Wes Anderson’s distinctly colorful filmmaking makes an ambitious return to theatres with the release of The French Dispatch. Originally set for release in July of 2020, the film was postponed indefinitely due to coronavirus complications, keeping eager Wes Anderson fans on their toes. One year later, the film makes its long-awaited debut. Boasting the whimsical fast-paced storytelling and rich visual aesthetic of Anderson’s previously celebrated films such as Fantastic Mr. Fox and The Grand Budapest Hotel, The French Dispatch has the potential to become another Wes Anderson classic.
Set in a fictional French town, The French Dispatch tells the story of an American journalism outpost publishing its final travel-oriented issue. The star-studded cast that is semi-consistent throughout Wes Anderson’s films, including Bill Murray and Owen Wilson, is joined by a seemingly endless array of other recognizable names such as Timothée Chalamet and Christoph Waltz. The trailer alone speeds through various visual styles, plotlines, subplots, and complicated relationships that are hard to follow. This is to be expected of Wes Anderson’s films, as his stories move quickly by nature, but it slightly worries me. I am curious to experience how Anderson weaves together the talents with the storyline but I fear that the busy feel could deteriorate or drown out its emotional depth.

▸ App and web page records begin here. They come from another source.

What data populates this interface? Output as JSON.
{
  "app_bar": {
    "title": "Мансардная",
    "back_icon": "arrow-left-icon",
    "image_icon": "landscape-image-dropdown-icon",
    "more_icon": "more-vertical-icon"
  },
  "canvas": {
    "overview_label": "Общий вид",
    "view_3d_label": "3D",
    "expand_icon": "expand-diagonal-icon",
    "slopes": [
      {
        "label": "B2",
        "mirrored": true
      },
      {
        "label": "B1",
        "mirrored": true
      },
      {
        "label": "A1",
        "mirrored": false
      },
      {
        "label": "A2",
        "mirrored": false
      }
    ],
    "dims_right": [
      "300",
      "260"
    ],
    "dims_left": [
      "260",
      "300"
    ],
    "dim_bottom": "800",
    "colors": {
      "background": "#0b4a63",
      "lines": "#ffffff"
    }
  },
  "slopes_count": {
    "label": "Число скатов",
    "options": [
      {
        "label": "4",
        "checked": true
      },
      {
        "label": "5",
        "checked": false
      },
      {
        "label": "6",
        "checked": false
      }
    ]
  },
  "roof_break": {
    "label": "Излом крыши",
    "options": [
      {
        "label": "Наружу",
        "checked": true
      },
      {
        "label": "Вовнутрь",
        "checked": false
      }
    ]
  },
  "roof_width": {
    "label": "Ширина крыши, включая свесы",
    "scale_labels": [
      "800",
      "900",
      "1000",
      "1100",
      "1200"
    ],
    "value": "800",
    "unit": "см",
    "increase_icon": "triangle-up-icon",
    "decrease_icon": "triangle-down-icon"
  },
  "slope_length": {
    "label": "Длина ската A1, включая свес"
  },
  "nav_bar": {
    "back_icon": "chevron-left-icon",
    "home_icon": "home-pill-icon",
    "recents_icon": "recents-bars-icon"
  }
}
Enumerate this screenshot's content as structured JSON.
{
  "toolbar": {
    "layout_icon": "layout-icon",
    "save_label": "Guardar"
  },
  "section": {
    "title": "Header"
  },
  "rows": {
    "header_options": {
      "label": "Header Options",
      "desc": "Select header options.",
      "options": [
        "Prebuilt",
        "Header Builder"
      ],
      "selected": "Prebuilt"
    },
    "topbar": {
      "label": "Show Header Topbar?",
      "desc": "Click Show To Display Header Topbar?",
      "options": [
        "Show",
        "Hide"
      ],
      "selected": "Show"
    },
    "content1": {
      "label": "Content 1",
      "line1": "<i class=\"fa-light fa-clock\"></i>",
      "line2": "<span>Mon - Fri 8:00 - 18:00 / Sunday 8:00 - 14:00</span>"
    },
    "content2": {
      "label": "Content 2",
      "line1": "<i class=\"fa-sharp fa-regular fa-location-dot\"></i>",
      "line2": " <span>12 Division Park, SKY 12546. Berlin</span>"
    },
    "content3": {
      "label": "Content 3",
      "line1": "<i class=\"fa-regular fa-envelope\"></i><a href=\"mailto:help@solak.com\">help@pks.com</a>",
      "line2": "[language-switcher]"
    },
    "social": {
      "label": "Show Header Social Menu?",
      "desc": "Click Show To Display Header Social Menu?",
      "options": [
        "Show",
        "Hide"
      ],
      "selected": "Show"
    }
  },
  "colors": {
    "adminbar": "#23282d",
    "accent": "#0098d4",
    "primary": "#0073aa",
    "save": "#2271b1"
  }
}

Even if the story of The French Dispatch becomes muddled and messy, the film is guaranteed to be a visual feast. About a dozen rewatches of Fantastic Mr. Fox, with its earthy warm tones that are comfortingly autumnal, have solidified my trust in his mastery of visual beauty. Wes Anderson’s signature style is defined by symmetry in every shot and childlike pastel hues that evoke a refined, nostalgic feeling, untouched by the dirtiness and complications of the real world. Every shot from his film Moonrise Kingdom feels torn from the pages of a children’s book. For his more mature films, like The Darjeeling Limited, the childlike innocence is balanced by deadpan humor and ironic violence, creating an entertaining juxtaposition. The French Dispatch seems perfectly capable of spinning all of Anderson’s favorite elements into one, building a world overflowing with picture-book nostalgia and colorful characters. From a cinematographic standpoint, it will not disappoint.
Addicted to the nostalgia and satisfying symmetry of his films, I don’t believe I can truly be let down by Wes Anderson. But, after the long wait, I pray The French Dispatch isn’t trying to accomplish too much in one go. Will The French Dispatch become overwhelmed and oversaturated by its elements, unable to fulfill the artistic prophecy it set for itself?